* _WHAT IS NEEDED_: Repeat the following entries verbatim, apart from the pictures.

* _DATA UNDER STUDY_:

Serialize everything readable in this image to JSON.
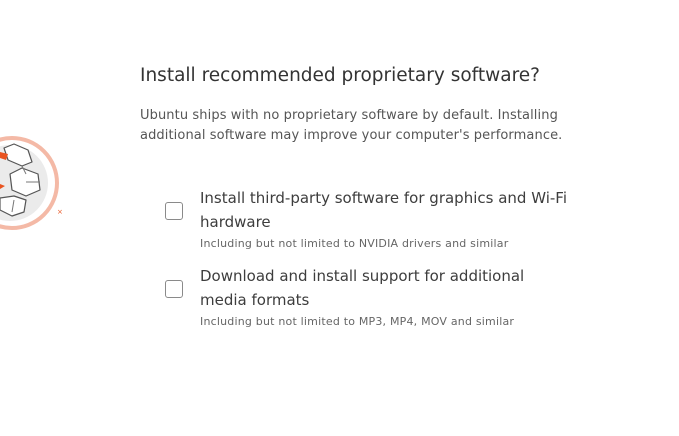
{
  "page": {
    "title": "Install recommended proprietary software?",
    "description": "Ubuntu ships with no proprietary software by default. Installing additional software may improve your computer's performance."
  },
  "options": [
    {
      "label": "Install third-party software for graphics and Wi-Fi hardware",
      "subtitle": "Including but not limited to NVIDIA drivers and similar",
      "checked": false
    },
    {
      "label": "Download and install support for additional media formats",
      "subtitle": "Including but not limited to MP3, MP4, MOV and similar",
      "checked": false
    }
  ],
  "illustration": {
    "icon": "package-boxes-icon",
    "accent_color": "#e95420",
    "ring_color": "#f4b9a6",
    "box_color": "#d9d9d9"
  }
}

* _ANSWER FOR THIS EXERCISE_:
Serialize everything readable in this image to JSON.
{
  "page": {
    "title": "Install recommended proprietary software?",
    "description": "Ubuntu ships with no proprietary software by default. Installing additional software may improve your computer's performance."
  },
  "options": [
    {
      "label": "Install third-party software for graphics and Wi-Fi hardware",
      "subtitle": "Including but not limited to NVIDIA drivers and similar",
      "checked": false
    },
    {
      "label": "Download and install support for additional media formats",
      "subtitle": "Including but not limited to MP3, MP4, MOV and similar",
      "checked": false
    }
  ],
  "illustration": {
    "icon": "package-boxes-icon",
    "accent_color": "#e95420",
    "ring_color": "#f4b9a6",
    "box_color": "#d9d9d9"
  }
}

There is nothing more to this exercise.